• What is needed: Filter the records below for the word "Sold". Copy each line that holds it.

Extracted data entries
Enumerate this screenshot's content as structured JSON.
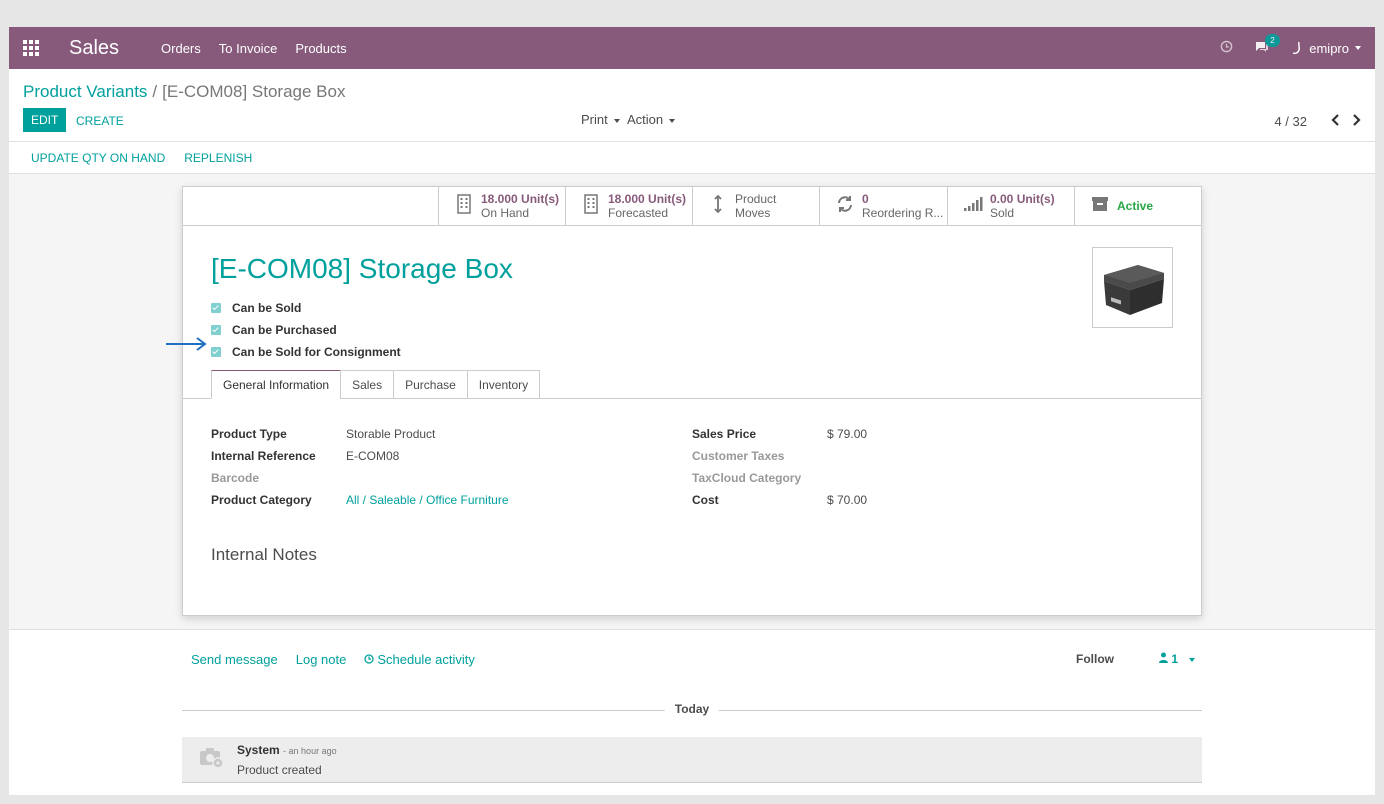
{
  "navbar": {
    "brand": "Sales",
    "menu": [
      "Orders",
      "To Invoice",
      "Products"
    ],
    "messages_count": "2",
    "user": "emipro"
  },
  "breadcrumb": {
    "parent": "Product Variants",
    "separator": "/",
    "current": "[E-COM08] Storage Box"
  },
  "toolbar": {
    "edit": "EDIT",
    "create": "CREATE",
    "print": "Print",
    "action": "Action",
    "pager": "4 / 32"
  },
  "header_buttons": {
    "update_qty": "UPDATE QTY ON HAND",
    "replenish": "REPLENISH"
  },
  "smart_buttons": [
    {
      "value": "18.000 Unit(s)",
      "label": "On Hand",
      "icon": "building-icon"
    },
    {
      "value": "18.000 Unit(s)",
      "label": "Forecasted",
      "icon": "building-icon"
    },
    {
      "value": "Product",
      "label": "Moves",
      "icon": "exchange-icon"
    },
    {
      "value": "0",
      "label": "Reordering R...",
      "icon": "refresh-icon"
    },
    {
      "value": "0.00 Unit(s)",
      "label": "Sold",
      "icon": "signal-icon"
    },
    {
      "value": "Active",
      "label": "",
      "icon": "archive-icon"
    }
  ],
  "product": {
    "title": "[E-COM08] Storage Box",
    "checks": [
      "Can be Sold",
      "Can be Purchased",
      "Can be Sold for Consignment"
    ]
  },
  "tabs": [
    "General Information",
    "Sales",
    "Purchase",
    "Inventory"
  ],
  "fields_left": [
    {
      "label": "Product Type",
      "value": "Storable Product"
    },
    {
      "label": "Internal Reference",
      "value": "E-COM08"
    },
    {
      "label": "Barcode",
      "value": ""
    },
    {
      "label": "Product Category",
      "value": "All / Saleable / Office Furniture"
    }
  ],
  "fields_right": [
    {
      "label": "Sales Price",
      "value": "$ 79.00"
    },
    {
      "label": "Customer Taxes",
      "value": ""
    },
    {
      "label": "TaxCloud Category",
      "value": ""
    },
    {
      "label": "Cost",
      "value": "$ 70.00"
    }
  ],
  "internal_notes": "Internal Notes",
  "chatter": {
    "send_message": "Send message",
    "log_note": "Log note",
    "schedule_activity": "Schedule activity",
    "follow": "Follow",
    "followers": "1",
    "today": "Today",
    "message": {
      "author": "System",
      "date": "- an hour ago",
      "body": "Product created"
    }
  },
  "colors": {
    "primary": "#00a09d",
    "navbar": "#875a7b"
  }
}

• Answer space:
      "label": "Sold",
      "Can be Sold",
      "Can be Sold for Consignment"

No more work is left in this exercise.